What you will do: Answer with the number of lines in the records that contain "body" and with nothing else.

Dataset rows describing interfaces
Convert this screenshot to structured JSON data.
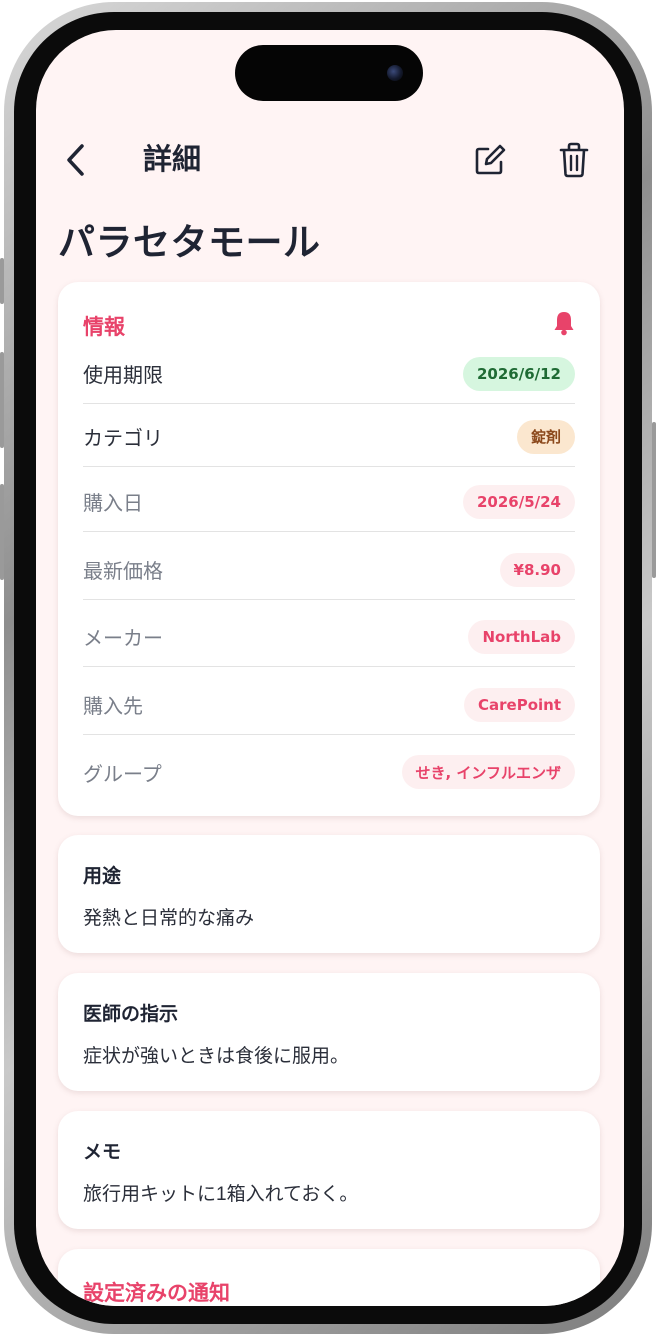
{
  "navbar": {
    "title": "詳細"
  },
  "medicine": {
    "name": "パラセタモール"
  },
  "info": {
    "heading": "情報",
    "rows": [
      {
        "label": "使用期限",
        "value": "2026/6/12"
      },
      {
        "label": "カテゴリ",
        "value": "錠剤"
      },
      {
        "label": "購入日",
        "value": "2026/5/24"
      },
      {
        "label": "最新価格",
        "value": "¥8.90"
      },
      {
        "label": "メーカー",
        "value": "NorthLab"
      },
      {
        "label": "購入先",
        "value": "CarePoint"
      },
      {
        "label": "グループ",
        "value": "せき, インフルエンザ"
      }
    ]
  },
  "usage": {
    "title": "用途",
    "body": "発熱と日常的な痛み"
  },
  "doctor": {
    "title": "医師の指示",
    "body": "症状が強いときは食後に服用。"
  },
  "memo": {
    "title": "メモ",
    "body": "旅行用キットに1箱入れておく。"
  },
  "notifications": {
    "heading": "設定済みの通知"
  },
  "colors": {
    "accent": "#e8436a",
    "background": "#fff4f4",
    "expiry_badge": "#d6f6df",
    "category_badge": "#fbe7cf"
  }
}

Result of this exercise: 3